On Behalf of | Jan 10, 2023 | Immigration & Naturalization |

You may have been born in another country and brought to the United States as an undocumented immigrant by your parent as a child. You have no connections to the nation of your birth, and as a child you had no choice but to enter the United States with your parent.

The Biden administration recognizes that these adults deserve protections. The Deferred Action for Childhood Arrivals (DACA) program provides protections to participants seeking work and lawful permanent status, including protection from deportation.

DACA participant reaches settlement following arrest

A man born in Mexico and brought to the United States as an undocumented child was wrongfully arrested in 2017, even though he was a participant in the DACA program. He was detained for 46 days and threatened with deportation.

He has since reached a settlement with the U.S. Attorney’s Office in Seattle. While he was not awarded the $450,000 in compensation he sought for false arrest and false imprisonment, he is allowed to stay in the United States for four more years so he can work and pursue lawful permanent residency.

Why is this case important?

This man’s case is important because DACA participants have rights that other undocumented immigrants do not.

DACA participants are allowed to remain in the country even though they are undocumented unless exigent circumstances apply, such as the commission of certain crimes.

If an undocumented immigrant commits a crime, they will likely face deportation.

However, you can apply for the DACA program without facing deportation unless you have committed certain criminal offenses. These include:

  • Some felony crimes
  • Some significant misdemeanors, or
  • Three or more misdemeanors that are not significant

DACA applicants can also be disqualified if they are deemed to be a threat to public safety or a national security threat.

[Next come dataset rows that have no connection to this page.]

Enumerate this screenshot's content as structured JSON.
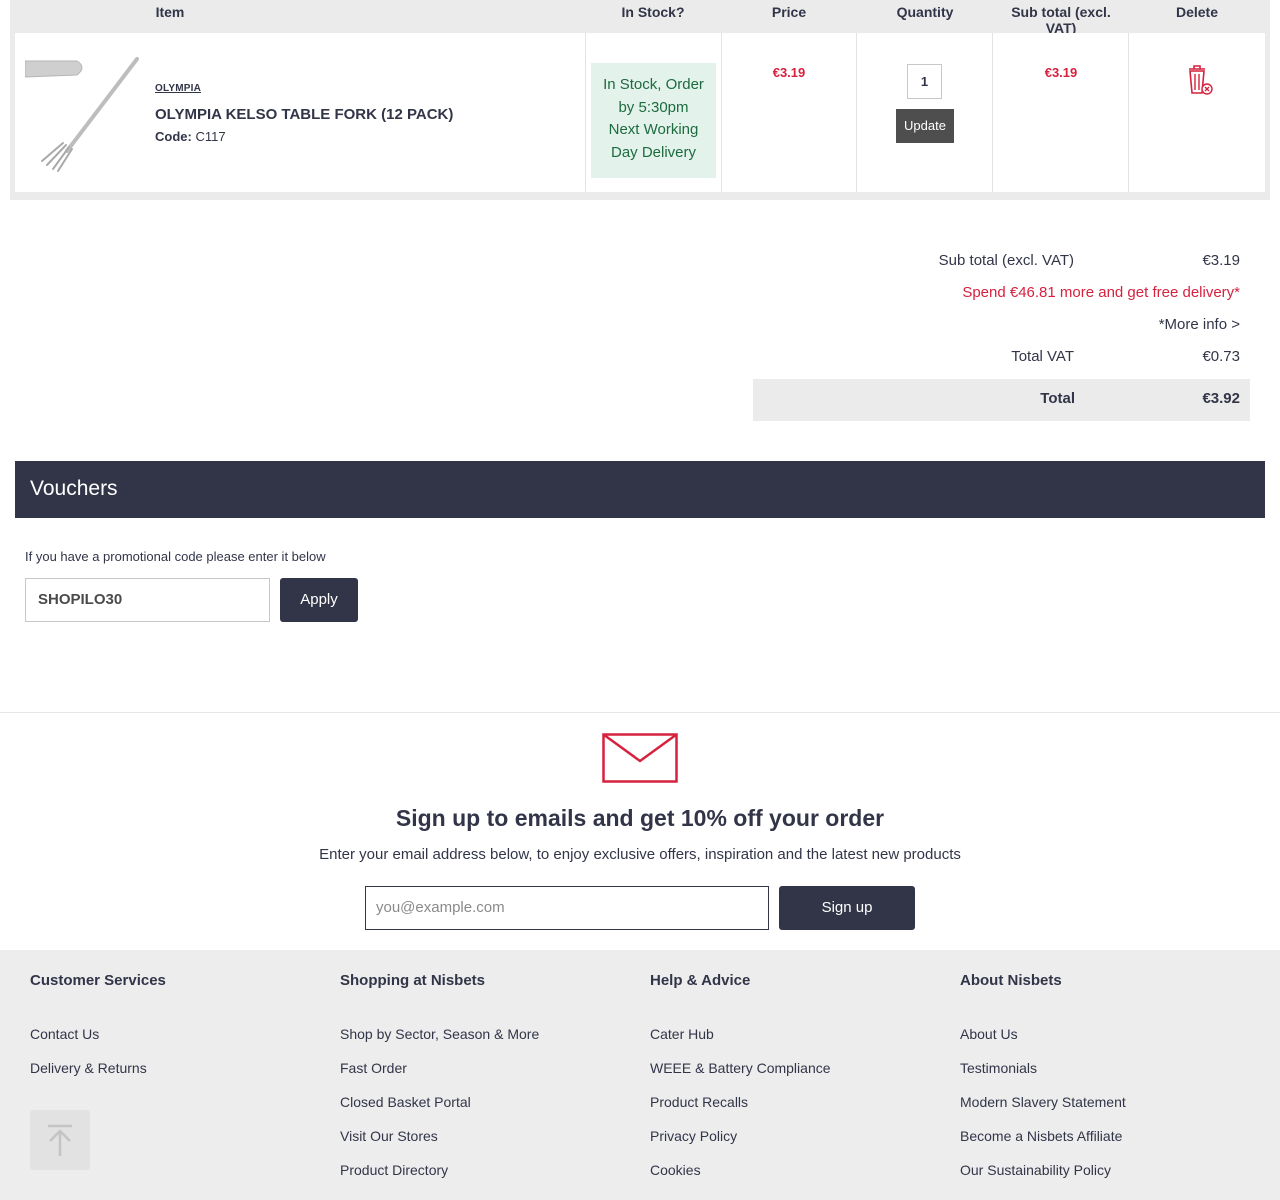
{
  "table": {
    "headers": {
      "item": "Item",
      "in_stock": "In Stock?",
      "price": "Price",
      "quantity": "Quantity",
      "subtotal": "Sub total (excl. VAT)",
      "delete": "Delete"
    },
    "rows": [
      {
        "brand": "OLYMPIA",
        "name": "OLYMPIA KELSO TABLE FORK (12 PACK)",
        "code_label": "Code:",
        "code": "C117",
        "stock_line1": "In Stock, Order",
        "stock_line2": "by 5:30pm",
        "stock_line3": "Next Working",
        "stock_line4": "Day Delivery",
        "price": "€3.19",
        "quantity": "1",
        "update_label": "Update",
        "subtotal": "€3.19"
      }
    ]
  },
  "summary": {
    "subtotal_label": "Sub total (excl. VAT)",
    "subtotal_value": "€3.19",
    "free_delivery": "Spend €46.81 more and get free delivery*",
    "more_info": "*More info >",
    "vat_label": "Total VAT",
    "vat_value": "€0.73",
    "total_label": "Total",
    "total_value": "€3.92"
  },
  "vouchers": {
    "title": "Vouchers",
    "help": "If you have a promotional code please enter it below",
    "code_value": "SHOPILO30",
    "apply_label": "Apply"
  },
  "newsletter": {
    "title": "Sign up to emails and get 10% off your order",
    "subtitle": "Enter your email address below, to enjoy exclusive offers, inspiration and the latest new products",
    "placeholder": "you@example.com",
    "button": "Sign up"
  },
  "footer": {
    "columns": [
      {
        "heading": "Customer Services",
        "links": [
          "Contact Us",
          "Delivery & Returns"
        ]
      },
      {
        "heading": "Shopping at Nisbets",
        "links": [
          "Shop by Sector, Season & More",
          "Fast Order",
          "Closed Basket Portal",
          "Visit Our Stores",
          "Product Directory"
        ]
      },
      {
        "heading": "Help & Advice",
        "links": [
          "Cater Hub",
          "WEEE & Battery Compliance",
          "Product Recalls",
          "Privacy Policy",
          "Cookies"
        ]
      },
      {
        "heading": "About Nisbets",
        "links": [
          "About Us",
          "Testimonials",
          "Modern Slavery Statement",
          "Become a Nisbets Affiliate",
          "Our Sustainability Policy"
        ]
      }
    ]
  },
  "colors": {
    "navy": "#323548",
    "accent_red": "#d6213f",
    "stock_green_bg": "#e3f3ec",
    "stock_green_text": "#1d6b3e"
  },
  "icons": {
    "product": "product-image-fork",
    "delete": "trash-icon",
    "newsletter": "envelope-icon",
    "scroll": "arrow-up-icon"
  }
}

DACA applicants have rights to remain in the country temporarily. The current administration recognizes that these adults were brought to the United States as children through no fault of their own and they should not be wrongfully penalized while they seek work and permanent residency.